By Richard Gaines
In crisis mode, angry and worried, as many as 40 parties — fishing industry plaintiffs and their attorneys from North Carolina to Maine — are scheduled to participate in a conference call Friday to discuss whether to appeal a federal judge's decision upholding a radical reorganization of the groundfishery.
Although the action has been described as climaxing the final chapter in the 400-year history of traditional Atlantic groundfishing by a fleet of small owner- operated boats — and reflects what has been described as an extreme sense of deference by the judge to the National Oceanic and Atmospheric Administration — a decision to take an appeal is not considered a foregone conclusion.
"The standards of appeal are high," said New Bedford Mayor Scott Lang, a former prosecutor and leader of the city that, like Gloucester, was among the lawsuit's plaintiffs. "We'll air out the possible grounds for appeal from this tremendous injustice."
"Looking at the list of people involved in the call, it is so large as to be unwieldy," said Gloucester Mayor Carolyn Kirk. "Our best bet may be to craft legislation.
"If we can get bipartisan support," she said, "if Sen. (John) Kerry (a Democrat) is working together with Sen. (Scott) Brown (a Republican) on a legislative solution, that might be our best bet. That's my take."
On a parallel track, Lang has asked Commerce Department Inspector General Todd Zinser to open an investigation into the rule-making process that produced Amendment 16, which houses the catch share regulatory scheme being blamed for devastating small, independent fishermen and their communities.
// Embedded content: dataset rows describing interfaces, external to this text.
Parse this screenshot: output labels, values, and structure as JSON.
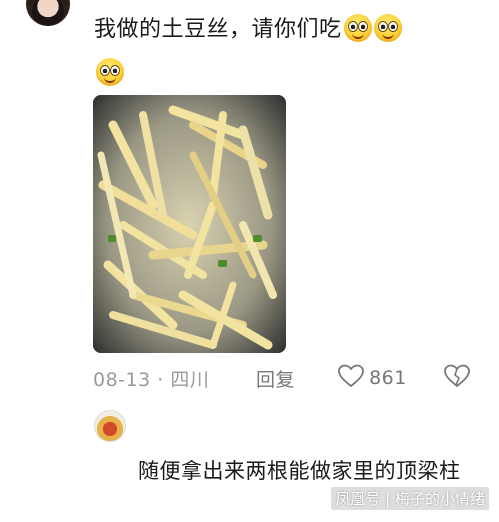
{
  "comment": {
    "text": "我做的土豆丝，请你们吃",
    "emoji_icon": "smiling-face-emoji",
    "emoji_count": 3
  },
  "meta": {
    "date": "08-13",
    "separator": "·",
    "location": "四川",
    "reply_label": "回复",
    "like_count": "861"
  },
  "reply": {
    "text": "随便拿出来两根能做家里的顶梁柱"
  },
  "watermark": {
    "text": "凤凰号 | 梅子的小情绪"
  },
  "colors": {
    "meta_gray": "#9a9a9a",
    "text_black": "#1a1a1a"
  }
}
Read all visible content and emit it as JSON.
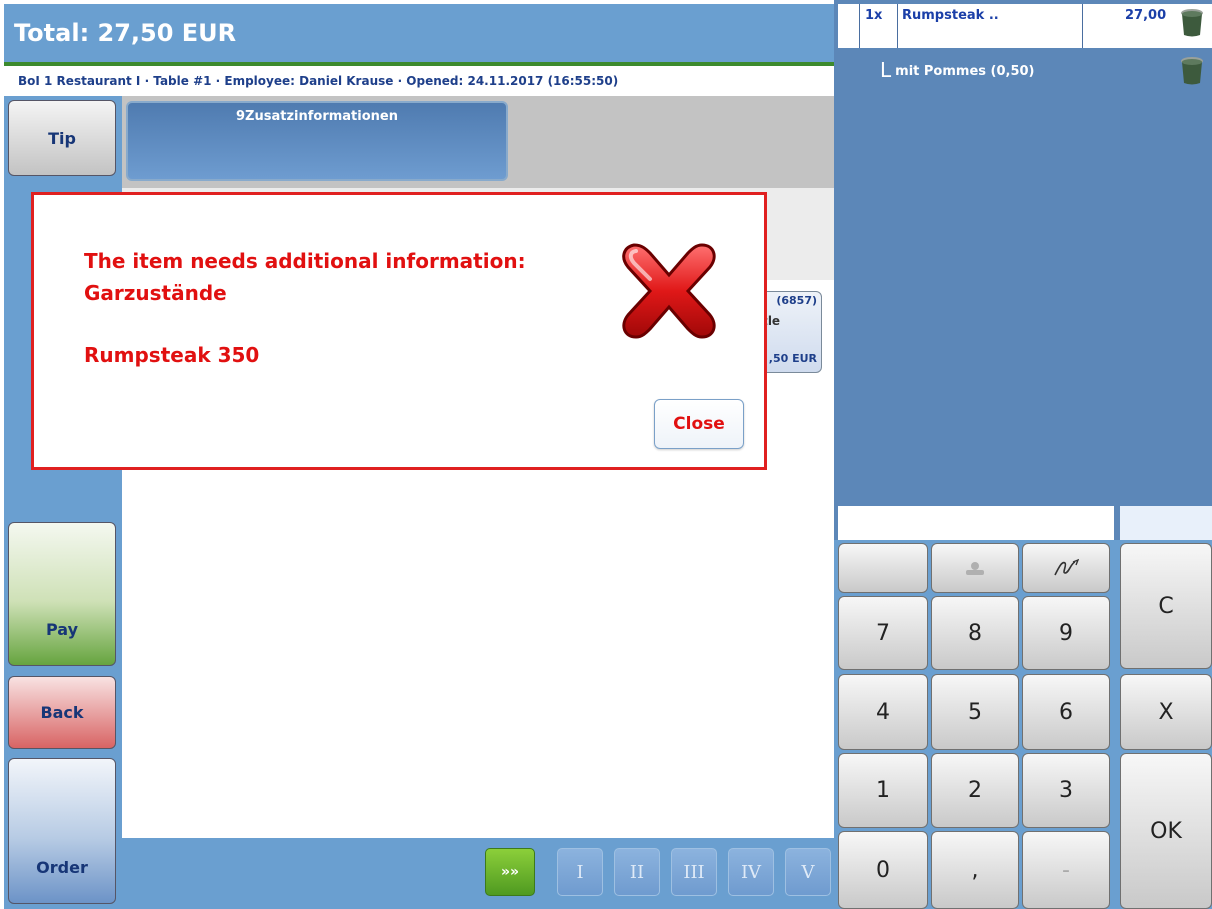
{
  "header": {
    "total": "Total: 27,50 EUR"
  },
  "info_bar": {
    "text": "BoI 1 Restaurant I · Table #1 · Employee: Daniel Krause · Opened: 24.11.2017 (16:55:50)"
  },
  "side_buttons": {
    "tip": "Tip",
    "pay": "Pay",
    "back": "Back",
    "order": "Order"
  },
  "category": {
    "label": "9Zusatzinformationen"
  },
  "product_tile": {
    "number": "(6857)",
    "name_partial": "ätzle",
    "price_partial": ",50 EUR"
  },
  "bottom_bar": {
    "next": "»»",
    "courses": [
      "I",
      "II",
      "III",
      "IV",
      "V"
    ]
  },
  "order_list": {
    "item": {
      "qty": "1x",
      "name": "Rumpsteak ..",
      "price": "27,00"
    },
    "modifier": "mit Pommes (0,50)"
  },
  "numpad": {
    "keys": [
      "7",
      "8",
      "9",
      "4",
      "5",
      "6",
      "1",
      "2",
      "3",
      "0",
      ",",
      "-"
    ],
    "side_keys": {
      "clear": "C",
      "multiply": "X",
      "ok": "OK"
    }
  },
  "dialog": {
    "line1": "The item needs additional information:",
    "line2": "Garzustände",
    "line3": "Rumpsteak 350",
    "close_label": "Close"
  },
  "colors": {
    "accent_blue": "#6a9fd0",
    "panel_blue": "#5c87b8",
    "error_red": "#e02020",
    "pay_green": "#66a43f",
    "back_red": "#d86464"
  }
}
Amendment 16 and its implementation was the focus of the lawsuit.
Lang has also asked both houses of Congress to call subcommittee hearings to put witnesses under oath to illuminate what he has asserted to be improper influence on the federal government by the non-government organizations, including the Environmental Defense Fund.
Zobel refused to allow the plaintiffs to conduct discovery.
The plaintiffs, led by the hub groundfishing port cities of Gloucester and New Bedford, have 60 days from last Thursday — when U.S. District Judge Rya Zobel dealt the industry what attorney Stephen Ouellette has described as a "death knell" — to file notice of appeal.
Amendment 16 and its catch share program have accelerated the consolidation that NOAA administrator Jane Lubchenco described as her goal for the groundfishery, with permits changing hands from Pt. Judith, R.I. to Maine.
Ouellette said four groundfishing clients of his were in the process of selling out, with prices rising quickly now that the uncertainty about the future was, in the eyes of many, removed by the Zobel ruling.
Zobel ruled that, since the NOAA and its agencies — including the New England Fishery Management Council — followed the appropriate administrative process and adhered to the letter of the law, the court was powerless even in the face of a plan that brought economic hardships to fishing communities, something that the Magnuson-Stevens Act explicitly requires the government to attempt to avoid while achieving conservation ends.
"An administrative agency can do whatever they want even if it causing harm as long as they dot their 'i's and cross their 't's," said Ouellette in an email.
Pamela Lafreniere, co-counsel with Ouellette, said she has been looking closely at a section of the ruling in which Zobel seemed to be saying that the sector system which was created to allow the fishing cooperatives to work with group allocations of catch shares, while acknowledging the regimen, which would cause "a negative short-term economic effect on the (industry)," was not a "conservation measure."
"If it's not a conservation measure, and it has adverse impacts, then I don't see how it can be allowed to proceed," Lafreniere said in a telephone interview. "Under Magnuson, there can be adverse impacts in a conservation measure, but if it's a not conservation measure, why are you causing harm?"
Ouellette said he agreed.
"They (catch share sectors, or fishing cooperatives) are an economic allocation tool, which for some will ameliorate the effect of the "conservation measures" by forcing enough people out of the industry that the remaining few will have large enough allocations to survive economically, despite measures that limit landings and dramatically increase costs.
"The judge ignores the fact that the agency had other alternatives to ameliorate the economic loss such as ending chronic underfishing by letting the fleet land the 140 million pounds of quota left in the sea every year," Ouellette said.
State Rep. Ann-Margaret Ferrante, D-Gloucester, said Wednesday the ruling redirected attention from the courts to Congress.
"Undoubtedly, as stated by Judge Zobel herself in her decision, the standard of review in these types of cases calls for the judge to give extraordinary deference to the government," Ferrante wrote in an email. "Therefore, the judge has now placed our community's fate in the hands of Congress to more definitively and explicitly state its intention and vision for our fishery, industry and community.
"The time for theorizing and appealing is over. We do not have years to wait for appeals to be decided.
"In the coming months, the fate of our community will be forever decided by market forces created, inspired and unequivocally directed by Jane Lubchenco and her alliance with Wall Street influenced environmental organizations, unless our Congressional leaders decide otherwise.
"The fate of our fishery clearly lies solely within the hands of our congressional lawmakers," Ferrante wrote.
Richard Gaines can be reached at 978-283-7000, x3464, or at email@example.com.